Good Citizen Dogs Looking for Homes

Life With Dogs is reader-supported. We may earn a small commission through products purchased using links on this page.

After undergoing weeks of training, on November 24, 2014, Panda and Bella, two medium size, mixed breed, rescue dogs from the Atlanta Metro area, received their “Canine Good Citizen” (CGC) certificates. Thanks to participating teens from the Elbert Shaw Regional Youth Detention Center and Rescue 2 Restore, these two dogs, along six others, received obedience training and got ready to leave their shelter lives behind. However, out of the eight dogs participating in the innovative training program, Bella and Panda are still waiting to find their forever homes.

Bella (right) and Panda (left). Photo Credit: Rescue 2 Restore.
Bella (right) and Panda (left). Photo Credit: Rescue 2 Restore.


Thanks to Rescue 2 Restore, a program aiming to improve the quality of life for youth housed in juvenile detention centers around the state of Georgia while providing a second chance for rescue/shelter dogs that would otherwise have been euthanized, Bella and Panda now have a chance of becoming loved members of a family.

Participating teens from the juvenile detention center learned dog training techniques from professional dog trainer Devon Brooks of the Humane Society of Northwest Georgia. The teen dog trainers then applied those lessons on all eight pets and helped them get ready for a new life. Bella and Panda were not only successfully trained by the teens, but they were the first dogs from the group to received the AKC “Canine Good Citizen” certification.

Panda. Photo Credit: Rescue 2 Restore.
Panda. Photo Credit: Rescue 2 Restore.


In order to receive this title, the four-legged students took a ten-part test they aced. They are now proficient in basic obedience commands such as “sit,” “stay” and “come,” and have mastered walking well on a leash and are 100 percent housebroken.

Having received this certification increases the dogs’ chances of getting adopted and staying in their found forever homes, but Bella and Panda have yet to meet their new families.

For Dakota Harris who trained Panda, training the dogs to have the skills needed to earn the CGC title meant learning responsible pet ownership, dog training skills and a whole lot of patience.

Bella.
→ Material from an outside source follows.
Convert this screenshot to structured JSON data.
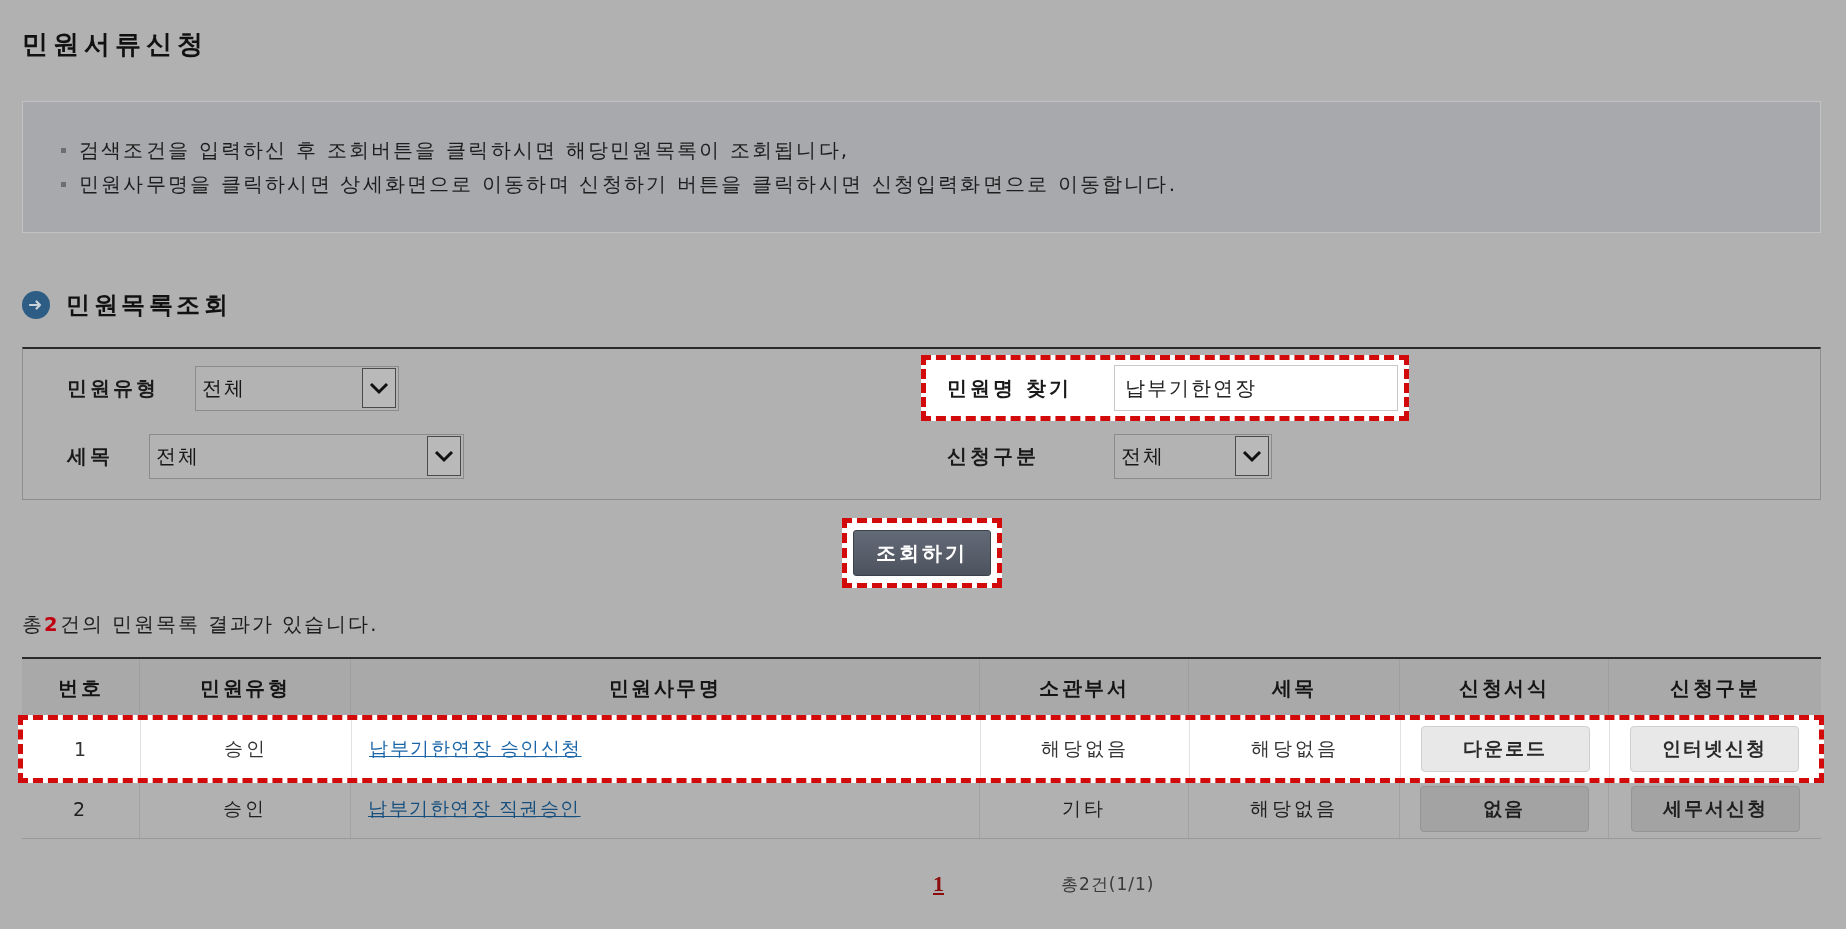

Photo Credit: Rescue 2 Restore.
Bella. Photo Credit: Rescue 2 Restore.


“Panda was a lot like me when I first came here,” said Harris. “She was stubborn. We both learned what was expected of us, and from that point, there was no stopping us.”

The rescue dogs are not the only ones getting a second chance in life, the juvenile trainers learned that their past mistakes don’t define them, and they too can learn new life skills like patience, responsibility and compassion, that are essential tools to get them ready to leave their trouble ways behind.
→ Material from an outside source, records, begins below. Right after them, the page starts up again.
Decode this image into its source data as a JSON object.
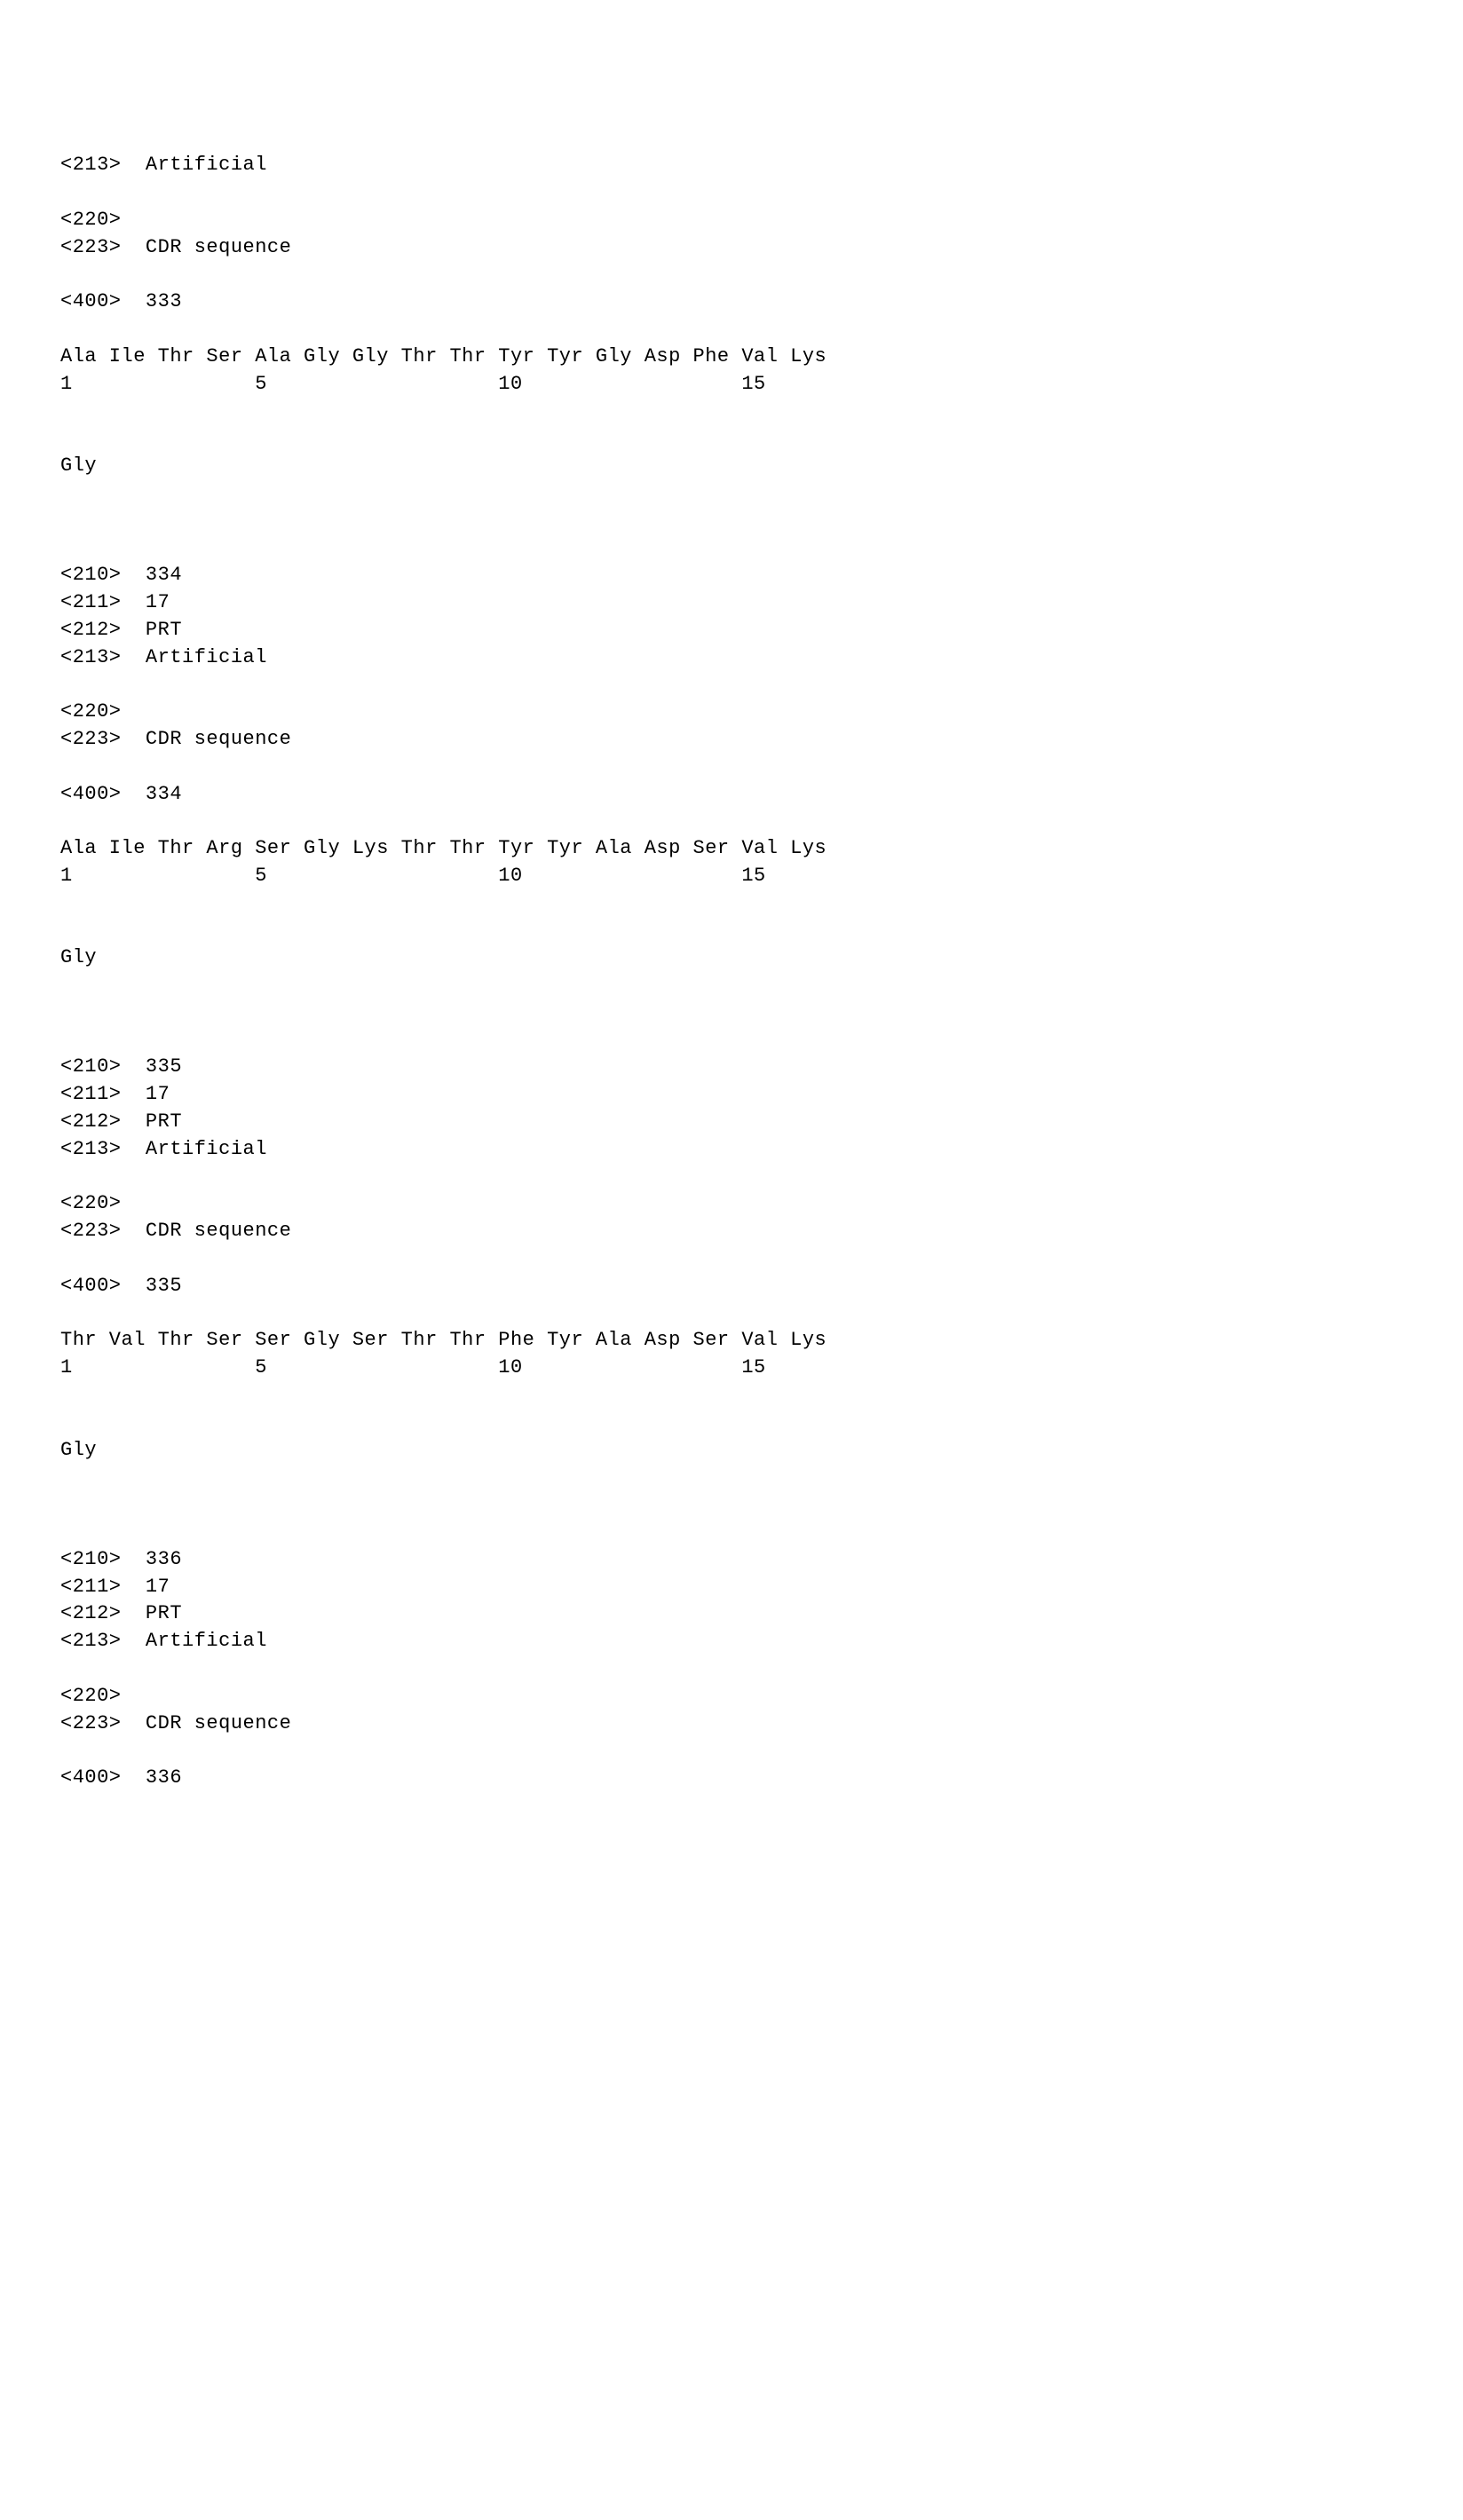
{
  "entries": [
    {
      "header_top": [
        {
          "tag": "<213>",
          "val": "Artificial"
        }
      ],
      "header_mid": [
        {
          "tag": "<220>",
          "val": ""
        },
        {
          "tag": "<223>",
          "val": "CDR sequence"
        }
      ],
      "header_400": {
        "tag": "<400>",
        "val": "333"
      },
      "seq_row1": "Ala Ile Thr Ser Ala Gly Gly Thr Thr Tyr Tyr Gly Asp Phe Val Lys",
      "num_row1": "1               5                   10                  15",
      "seq_row2": "Gly"
    },
    {
      "header_top": [
        {
          "tag": "<210>",
          "val": "334"
        },
        {
          "tag": "<211>",
          "val": "17"
        },
        {
          "tag": "<212>",
          "val": "PRT"
        },
        {
          "tag": "<213>",
          "val": "Artificial"
        }
      ],
      "header_mid": [
        {
          "tag": "<220>",
          "val": ""
        },
        {
          "tag": "<223>",
          "val": "CDR sequence"
        }
      ],
      "header_400": {
        "tag": "<400>",
        "val": "334"
      },
      "seq_row1": "Ala Ile Thr Arg Ser Gly Lys Thr Thr Tyr Tyr Ala Asp Ser Val Lys",
      "num_row1": "1               5                   10                  15",
      "seq_row2": "Gly"
    },
    {
      "header_top": [
        {
          "tag": "<210>",
          "val": "335"
        },
        {
          "tag": "<211>",
          "val": "17"
        },
        {
          "tag": "<212>",
          "val": "PRT"
        },
        {
          "tag": "<213>",
          "val": "Artificial"
        }
      ],
      "header_mid": [
        {
          "tag": "<220>",
          "val": ""
        },
        {
          "tag": "<223>",
          "val": "CDR sequence"
        }
      ],
      "header_400": {
        "tag": "<400>",
        "val": "335"
      },
      "seq_row1": "Thr Val Thr Ser Ser Gly Ser Thr Thr Phe Tyr Ala Asp Ser Val Lys",
      "num_row1": "1               5                   10                  15",
      "seq_row2": "Gly"
    },
    {
      "header_top": [
        {
          "tag": "<210>",
          "val": "336"
        },
        {
          "tag": "<211>",
          "val": "17"
        },
        {
          "tag": "<212>",
          "val": "PRT"
        },
        {
          "tag": "<213>",
          "val": "Artificial"
        }
      ],
      "header_mid": [
        {
          "tag": "<220>",
          "val": ""
        },
        {
          "tag": "<223>",
          "val": "CDR sequence"
        }
      ],
      "header_400": {
        "tag": "<400>",
        "val": "336"
      },
      "seq_row1": null,
      "num_row1": null,
      "seq_row2": null
    }
  ]
}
Panda receiving a well deserved treat at graduation. Photo Credit: Rescue 2 Restore.
Panda and Bella receiving a well deserved treat at graduation. Photo Credit: Rescue 2 Restore.


As for Panda and Bella, this two dogs hope that in 2015 (if not before) they’ll move out of their temporary housing and into loving forever homes.

“Both dogs have been waiting to be adopted for over a year,” said Rescue 2 Restore Director Chrissy Kaczynski. “[The dogs are] constantly overlooked due to being mid-size plain hound mixes but they have stellar temperaments.”

If interested in adopting these Canine Good Citizens, please contact the Humane Society of Northwest Georgia by calling 706-226-5002 or visiting their website. You can follow the Rescue 2 Restore program on Facebook or check out their website.